**Exercise objective:** When you write out the listing, keep every word as it stands and drop the pictures.

** Opening Records shown block **

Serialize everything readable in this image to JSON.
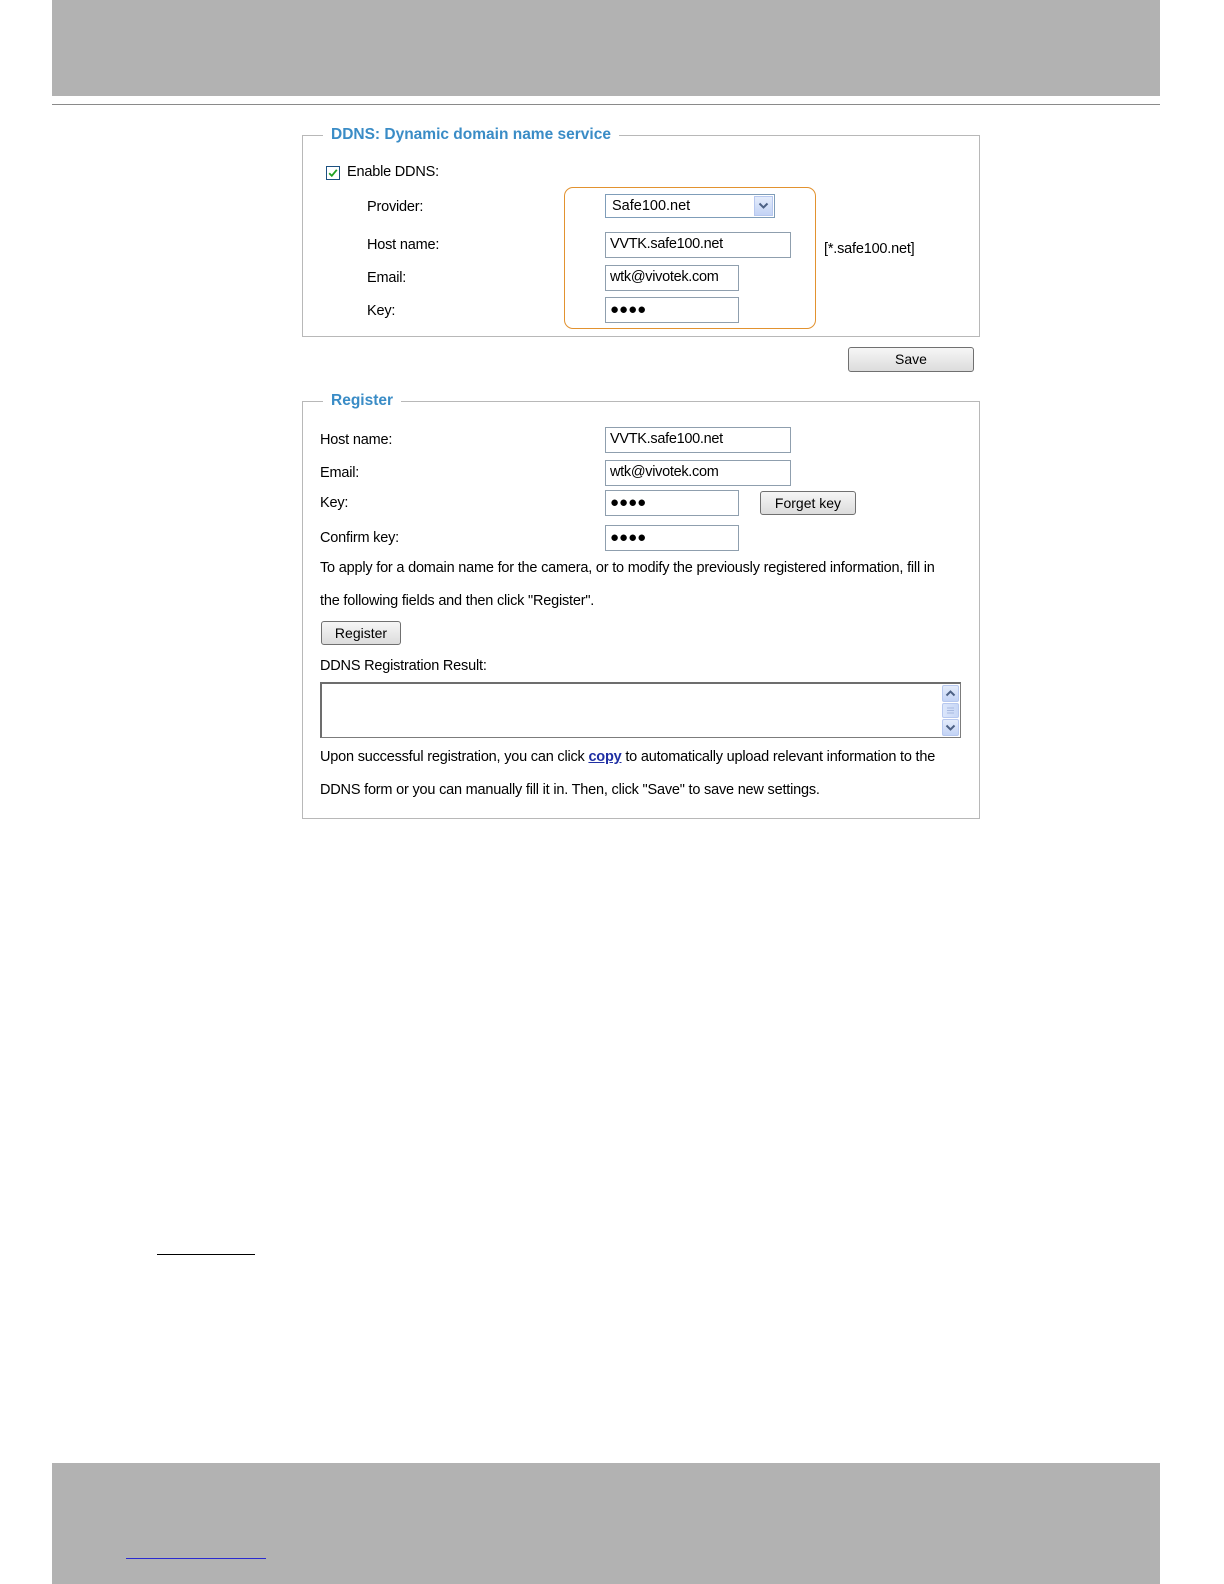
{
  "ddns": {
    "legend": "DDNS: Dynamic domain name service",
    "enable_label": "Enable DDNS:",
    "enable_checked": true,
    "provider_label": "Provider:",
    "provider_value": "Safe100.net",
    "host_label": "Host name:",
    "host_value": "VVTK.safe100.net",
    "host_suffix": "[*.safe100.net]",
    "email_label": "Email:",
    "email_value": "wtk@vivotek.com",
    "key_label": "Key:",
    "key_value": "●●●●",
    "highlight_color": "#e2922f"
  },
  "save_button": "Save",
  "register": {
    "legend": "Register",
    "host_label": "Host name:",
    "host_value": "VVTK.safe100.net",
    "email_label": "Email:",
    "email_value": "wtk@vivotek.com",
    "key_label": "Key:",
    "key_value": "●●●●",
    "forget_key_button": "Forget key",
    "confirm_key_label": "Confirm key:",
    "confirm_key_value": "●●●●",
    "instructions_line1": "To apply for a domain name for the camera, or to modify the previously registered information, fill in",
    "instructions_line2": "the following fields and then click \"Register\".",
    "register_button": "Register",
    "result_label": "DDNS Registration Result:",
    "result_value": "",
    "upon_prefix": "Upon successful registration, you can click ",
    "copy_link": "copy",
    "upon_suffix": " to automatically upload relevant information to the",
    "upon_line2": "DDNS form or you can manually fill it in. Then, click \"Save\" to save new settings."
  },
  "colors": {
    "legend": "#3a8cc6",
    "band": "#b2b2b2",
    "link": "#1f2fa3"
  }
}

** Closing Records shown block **

**Response to this task:**
Serialize everything readable in this image to JSON.
{
  "ddns": {
    "legend": "DDNS: Dynamic domain name service",
    "enable_label": "Enable DDNS:",
    "enable_checked": true,
    "provider_label": "Provider:",
    "provider_value": "Safe100.net",
    "host_label": "Host name:",
    "host_value": "VVTK.safe100.net",
    "host_suffix": "[*.safe100.net]",
    "email_label": "Email:",
    "email_value": "wtk@vivotek.com",
    "key_label": "Key:",
    "key_value": "●●●●",
    "highlight_color": "#e2922f"
  },
  "save_button": "Save",
  "register": {
    "legend": "Register",
    "host_label": "Host name:",
    "host_value": "VVTK.safe100.net",
    "email_label": "Email:",
    "email_value": "wtk@vivotek.com",
    "key_label": "Key:",
    "key_value": "●●●●",
    "forget_key_button": "Forget key",
    "confirm_key_label": "Confirm key:",
    "confirm_key_value": "●●●●",
    "instructions_line1": "To apply for a domain name for the camera, or to modify the previously registered information, fill in",
    "instructions_line2": "the following fields and then click \"Register\".",
    "register_button": "Register",
    "result_label": "DDNS Registration Result:",
    "result_value": "",
    "upon_prefix": "Upon successful registration, you can click ",
    "copy_link": "copy",
    "upon_suffix": " to automatically upload relevant information to the",
    "upon_line2": "DDNS form or you can manually fill it in. Then, click \"Save\" to save new settings."
  },
  "colors": {
    "legend": "#3a8cc6",
    "band": "#b2b2b2",
    "link": "#1f2fa3"
  }
}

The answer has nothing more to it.